(Web page and app entries)
____________________

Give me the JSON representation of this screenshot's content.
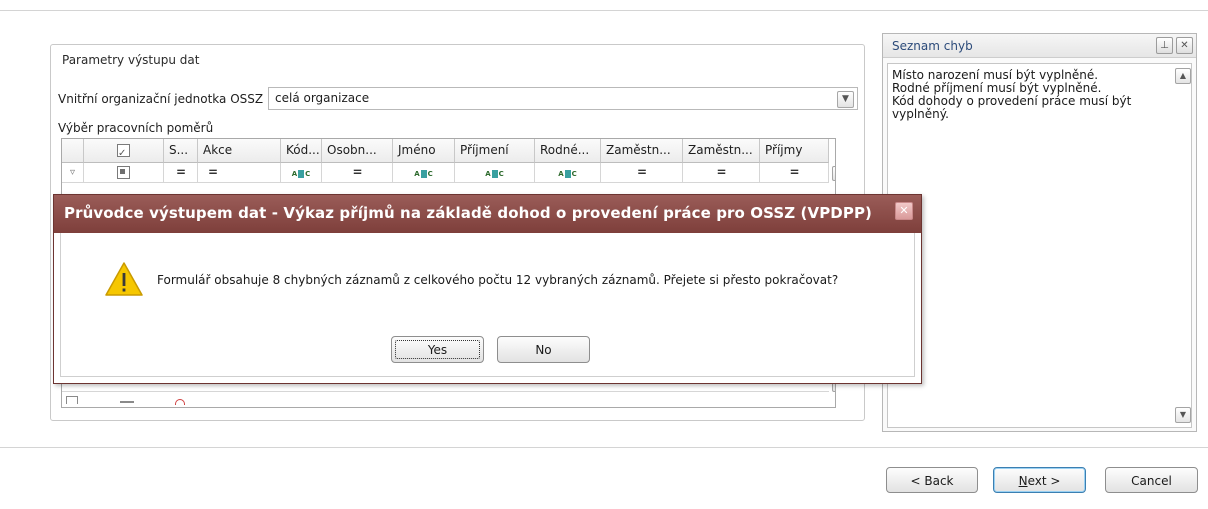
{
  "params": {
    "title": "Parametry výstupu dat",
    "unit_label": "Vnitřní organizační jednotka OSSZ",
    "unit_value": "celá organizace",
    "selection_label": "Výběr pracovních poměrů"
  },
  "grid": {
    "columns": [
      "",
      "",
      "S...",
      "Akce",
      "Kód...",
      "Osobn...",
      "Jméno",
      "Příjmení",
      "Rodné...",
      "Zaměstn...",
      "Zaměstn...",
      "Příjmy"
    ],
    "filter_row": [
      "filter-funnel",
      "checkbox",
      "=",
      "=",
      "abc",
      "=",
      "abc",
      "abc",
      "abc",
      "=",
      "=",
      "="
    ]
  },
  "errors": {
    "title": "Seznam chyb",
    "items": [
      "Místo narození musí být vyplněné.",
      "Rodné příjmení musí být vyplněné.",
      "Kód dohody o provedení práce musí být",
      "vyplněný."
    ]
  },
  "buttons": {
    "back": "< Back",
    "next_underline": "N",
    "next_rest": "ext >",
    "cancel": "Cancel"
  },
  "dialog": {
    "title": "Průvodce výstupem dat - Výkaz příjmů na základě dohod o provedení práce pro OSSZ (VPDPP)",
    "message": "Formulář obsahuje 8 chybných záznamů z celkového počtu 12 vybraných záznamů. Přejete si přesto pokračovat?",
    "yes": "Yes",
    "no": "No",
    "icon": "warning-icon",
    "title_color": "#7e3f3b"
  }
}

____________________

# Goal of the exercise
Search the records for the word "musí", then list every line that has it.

# Exercise output
      "Místo narození musí být vyplněné.",
      "Rodné příjmení musí být vyplněné.",
      "Kód dohody o provedení práce musí být",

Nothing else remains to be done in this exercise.